# What is being asked
Each record that follows should be duplicated exactly, except for its pictures.

# Excerpted data
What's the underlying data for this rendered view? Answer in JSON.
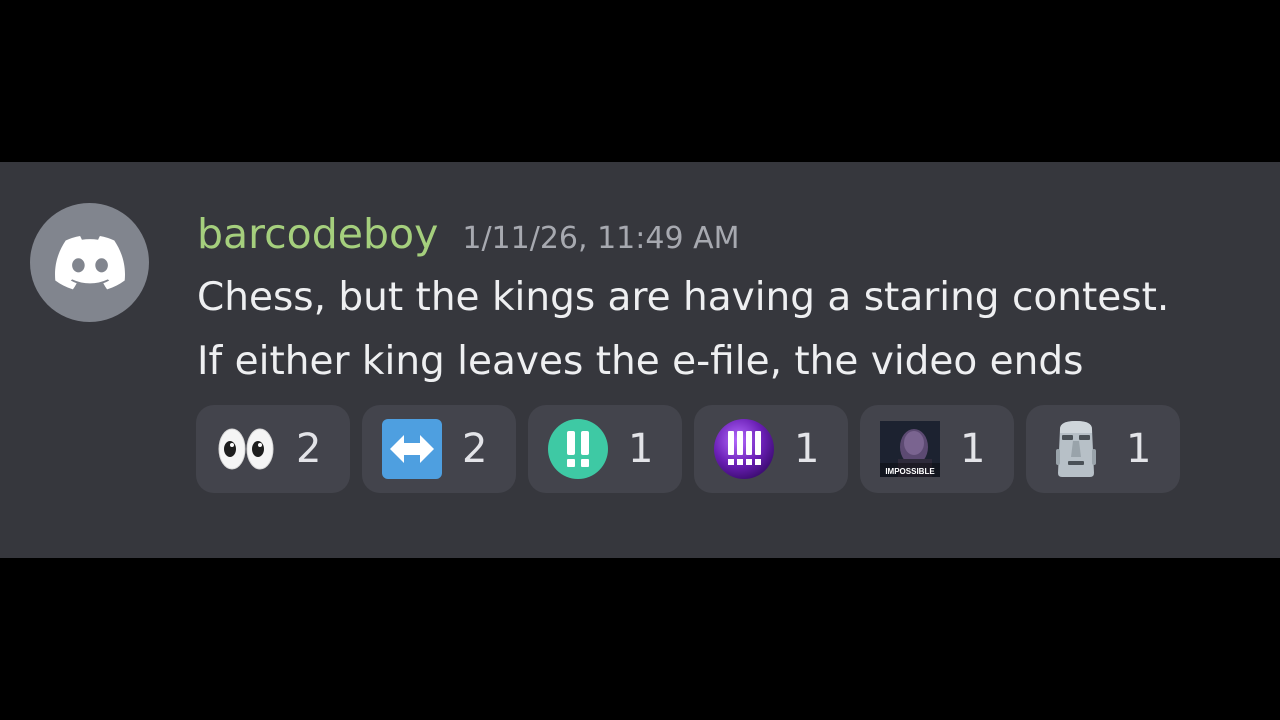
{
  "message": {
    "author": "barcodeboy",
    "timestamp": "1/11/26, 11:49 AM",
    "lines": [
      "Chess, but the kings are having a staring contest.",
      "If either king leaves the e-file, the video ends"
    ],
    "avatar_icon": "discord-logo-icon"
  },
  "reactions": [
    {
      "emoji": "eyes-icon",
      "count": "2"
    },
    {
      "emoji": "left-right-arrow-icon",
      "count": "2"
    },
    {
      "emoji": "double-exclamation-icon",
      "count": "1"
    },
    {
      "emoji": "quadruple-exclamation-icon",
      "count": "1"
    },
    {
      "emoji": "impossible-meme-icon",
      "count": "1",
      "image_text": "IMPOSSIBLE"
    },
    {
      "emoji": "moai-icon",
      "count": "1"
    }
  ],
  "colors": {
    "background": "#000000",
    "message_bg": "#36373d",
    "reaction_bg": "#43444c",
    "username": "#a5cf7d",
    "timestamp": "#a7a9b0",
    "text": "#eeeff1",
    "avatar_bg": "#81858e"
  }
}
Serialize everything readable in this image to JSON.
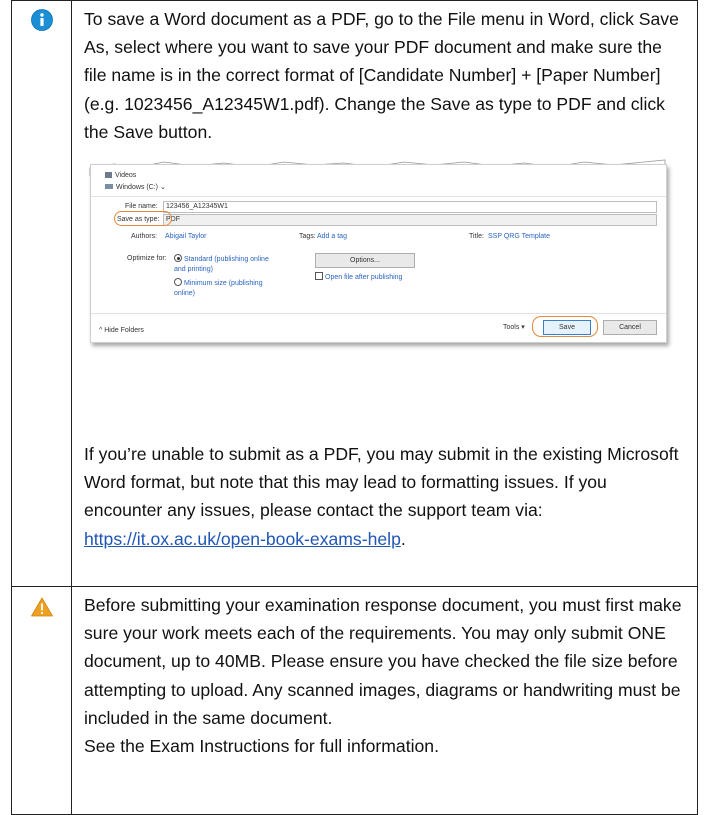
{
  "info_row": {
    "icon": "info-icon",
    "icon_color": "#1b8fd6",
    "paragraph1": "To save a Word document as a PDF, go to the File menu in Word, click Save As, select where you want to save your PDF document and make sure the file name is in the correct format of [Candidate Number] + [Paper Number] (e.g. 1023456_A12345W1.pdf). Change the Save as type to PDF and click the Save button.",
    "paragraph2_text": "If you’re unable to submit as a PDF, you may submit in the existing Microsoft Word format, but note that this may lead to formatting issues. If you encounter any issues, please contact the support team via: ",
    "support_link": "https://it.ox.ac.uk/open-book-exams-help",
    "paragraph2_end": "."
  },
  "dialog": {
    "nav_items": [
      "Videos",
      "Windows (C:)"
    ],
    "file_name_label": "File name:",
    "file_name_value": "123456_A12345W1",
    "save_type_label": "Save as type:",
    "save_type_value": "PDF",
    "authors_label": "Authors:",
    "authors_value": "Abigail Taylor",
    "tags_label": "Tags:",
    "tags_value": "Add a tag",
    "title_label": "Title:",
    "title_value": "SSP QRG Template",
    "optimize_label": "Optimize for:",
    "optimize_standard": "Standard (publishing online and printing)",
    "optimize_minimum": "Minimum size (publishing online)",
    "options_button": "Options...",
    "open_after_label": "Open file after publishing",
    "hide_folders": "Hide Folders",
    "tools_label": "Tools",
    "save_button": "Save",
    "cancel_button": "Cancel",
    "highlight_color": "#e3893b"
  },
  "warning_row": {
    "icon": "warning-icon",
    "icon_color": "#f0a020",
    "paragraph": "Before submitting your examination response document, you must first make sure your work meets each of the requirements.  You may only submit ONE document, up to 40MB. Please ensure you have checked the file size before attempting to upload. Any scanned images, diagrams or handwriting must be included in the same document.",
    "paragraph_last": "See the Exam Instructions for full information."
  }
}
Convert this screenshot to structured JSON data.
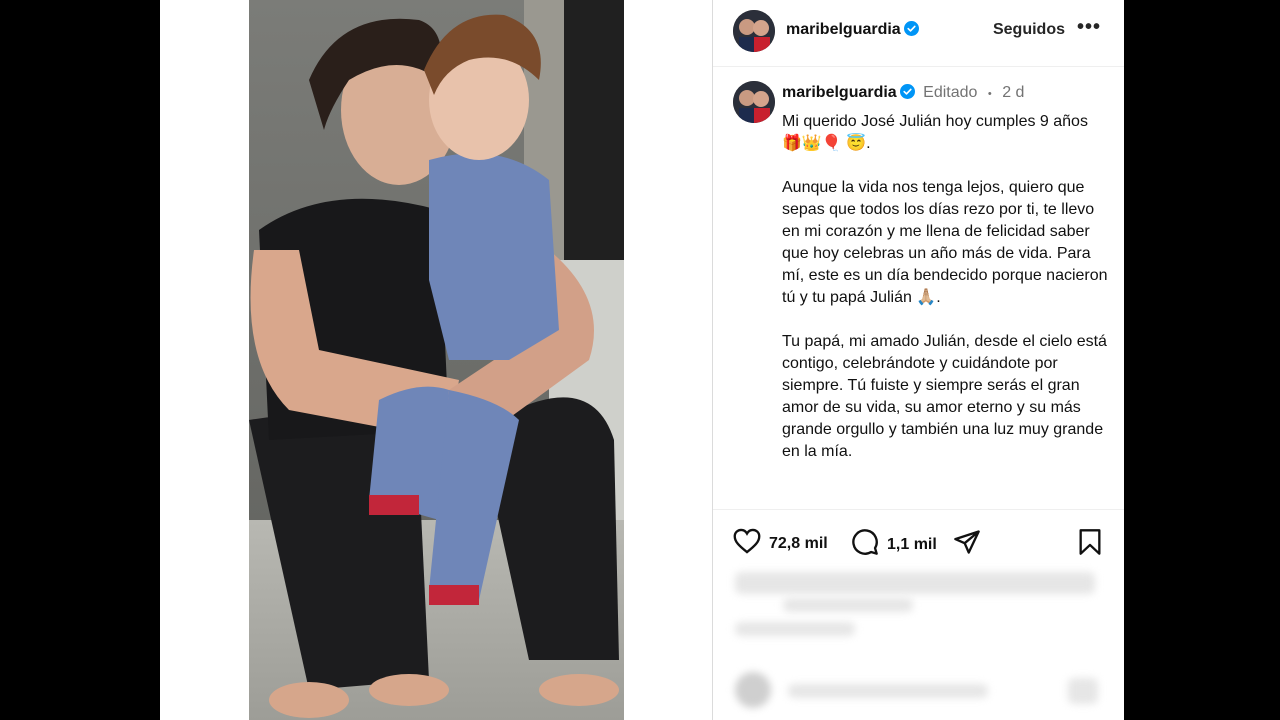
{
  "post": {
    "username": "maribelguardia",
    "follow_label": "Seguidos",
    "more_label": "•••",
    "edited_label": "Editado",
    "separator": "•",
    "time_ago": "2 d",
    "caption_paragraphs": [
      "Mi querido José Julián hoy cumples 9 años 🎁👑🎈 😇.",
      "Aunque la vida nos tenga lejos, quiero que sepas que todos los días rezo por ti, te llevo en mi corazón y me llena de felicidad saber que hoy celebras un año más de vida. Para mí, este es un día bendecido porque nacieron tú y tu papá Julián 🙏🏼.",
      "Tu papá, mi amado Julián, desde el cielo está contigo, celebrándote y cuidándote por siempre. Tú fuiste y siempre serás el gran amor de su vida, su amor eterno y su más grande orgullo y también una luz muy grande en la mía."
    ],
    "likes": "72,8 mil",
    "comments": "1,1 mil"
  },
  "icons": [
    "verified-badge-icon",
    "heart-icon",
    "comment-icon",
    "share-icon",
    "bookmark-icon",
    "more-icon"
  ],
  "colors": {
    "verified": "#0095f6",
    "text": "#262626",
    "meta": "#737373",
    "background": "#000000"
  }
}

# Exercise answer
What's the underlying data for this rendered view? Answer in JSON.
{
  "message": {
    "author": "barcodeboy",
    "timestamp": "1/11/26, 11:49 AM",
    "lines": [
      "Chess, but the kings are having a staring contest.",
      "If either king leaves the e-file, the video ends"
    ],
    "avatar_icon": "discord-logo-icon"
  },
  "reactions": [
    {
      "emoji": "eyes-icon",
      "count": "2"
    },
    {
      "emoji": "left-right-arrow-icon",
      "count": "2"
    },
    {
      "emoji": "double-exclamation-icon",
      "count": "1"
    },
    {
      "emoji": "quadruple-exclamation-icon",
      "count": "1"
    },
    {
      "emoji": "impossible-meme-icon",
      "count": "1",
      "image_text": "IMPOSSIBLE"
    },
    {
      "emoji": "moai-icon",
      "count": "1"
    }
  ],
  "colors": {
    "background": "#000000",
    "message_bg": "#36373d",
    "reaction_bg": "#43444c",
    "username": "#a5cf7d",
    "timestamp": "#a7a9b0",
    "text": "#eeeff1",
    "avatar_bg": "#81858e"
  }
}
Serialize everything readable in this image to JSON.
{
  "info_row": {
    "icon": "info-icon",
    "icon_color": "#1b8fd6",
    "paragraph1": "To save a Word document as a PDF, go to the File menu in Word, click Save As, select where you want to save your PDF document and make sure the file name is in the correct format of [Candidate Number] + [Paper Number] (e.g. 1023456_A12345W1.pdf). Change the Save as type to PDF and click the Save button.",
    "paragraph2_text": "If you’re unable to submit as a PDF, you may submit in the existing Microsoft Word format, but note that this may lead to formatting issues. If you encounter any issues, please contact the support team via: ",
    "support_link": "https://it.ox.ac.uk/open-book-exams-help",
    "paragraph2_end": "."
  },
  "dialog": {
    "nav_items": [
      "Videos",
      "Windows (C:)"
    ],
    "file_name_label": "File name:",
    "file_name_value": "123456_A12345W1",
    "save_type_label": "Save as type:",
    "save_type_value": "PDF",
    "authors_label": "Authors:",
    "authors_value": "Abigail Taylor",
    "tags_label": "Tags:",
    "tags_value": "Add a tag",
    "title_label": "Title:",
    "title_value": "SSP QRG Template",
    "optimize_label": "Optimize for:",
    "optimize_standard": "Standard (publishing online and printing)",
    "optimize_minimum": "Minimum size (publishing online)",
    "options_button": "Options...",
    "open_after_label": "Open file after publishing",
    "hide_folders": "Hide Folders",
    "tools_label": "Tools",
    "save_button": "Save",
    "cancel_button": "Cancel",
    "highlight_color": "#e3893b"
  },
  "warning_row": {
    "icon": "warning-icon",
    "icon_color": "#f0a020",
    "paragraph": "Before submitting your examination response document, you must first make sure your work meets each of the requirements.  You may only submit ONE document, up to 40MB. Please ensure you have checked the file size before attempting to upload. Any scanned images, diagrams or handwriting must be included in the same document.",
    "paragraph_last": "See the Exam Instructions for full information."
  }
}
Convert this screenshot to structured JSON data.
{
  "post": {
    "username": "maribelguardia",
    "follow_label": "Seguidos",
    "more_label": "•••",
    "edited_label": "Editado",
    "separator": "•",
    "time_ago": "2 d",
    "caption_paragraphs": [
      "Mi querido José Julián hoy cumples 9 años 🎁👑🎈 😇.",
      "Aunque la vida nos tenga lejos, quiero que sepas que todos los días rezo por ti, te llevo en mi corazón y me llena de felicidad saber que hoy celebras un año más de vida. Para mí, este es un día bendecido porque nacieron tú y tu papá Julián 🙏🏼.",
      "Tu papá, mi amado Julián, desde el cielo está contigo, celebrándote y cuidándote por siempre. Tú fuiste y siempre serás el gran amor de su vida, su amor eterno y su más grande orgullo y también una luz muy grande en la mía."
    ],
    "likes": "72,8 mil",
    "comments": "1,1 mil"
  },
  "icons": [
    "verified-badge-icon",
    "heart-icon",
    "comment-icon",
    "share-icon",
    "bookmark-icon",
    "more-icon"
  ],
  "colors": {
    "verified": "#0095f6",
    "text": "#262626",
    "meta": "#737373",
    "background": "#000000"
  }
}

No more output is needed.